PROVIDED DATA Block Start

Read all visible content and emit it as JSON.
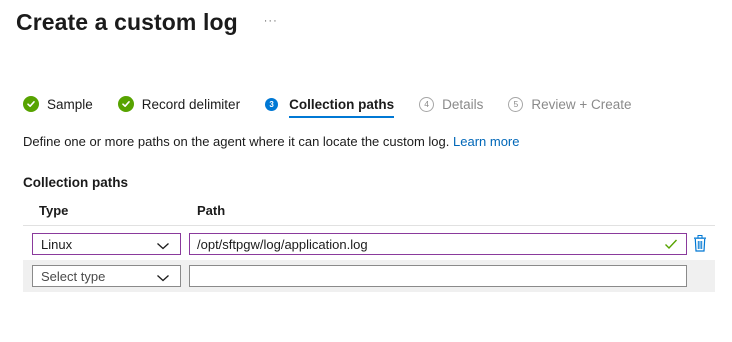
{
  "header": {
    "title": "Create a custom log",
    "more_label": "···"
  },
  "wizard": {
    "steps": [
      {
        "label": "Sample",
        "status": "complete",
        "icon": "check-circle-icon"
      },
      {
        "label": "Record delimiter",
        "status": "complete",
        "icon": "check-circle-icon"
      },
      {
        "label": "Collection paths",
        "status": "current",
        "number": "3"
      },
      {
        "label": "Details",
        "status": "pending",
        "number": "4"
      },
      {
        "label": "Review + Create",
        "status": "pending",
        "number": "5"
      }
    ]
  },
  "description": {
    "text": "Define one or more paths on the agent where it can locate the custom log.",
    "link": "Learn more"
  },
  "collection_paths": {
    "section_label": "Collection paths",
    "columns": {
      "type": "Type",
      "path": "Path"
    },
    "rows": [
      {
        "type_value": "Linux",
        "path_value": "/opt/sftpgw/log/application.log",
        "valid": true
      },
      {
        "type_placeholder": "Select type",
        "path_value": ""
      }
    ]
  },
  "colors": {
    "accent": "#0078d4",
    "success": "#57a300",
    "focus_border": "#8a3a9c",
    "link": "#0067b8"
  }
}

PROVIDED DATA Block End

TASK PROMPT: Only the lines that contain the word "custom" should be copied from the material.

RESPONSE BOX:
    "title": "Create a custom log",
    "text": "Define one or more paths on the agent where it can locate the custom log.",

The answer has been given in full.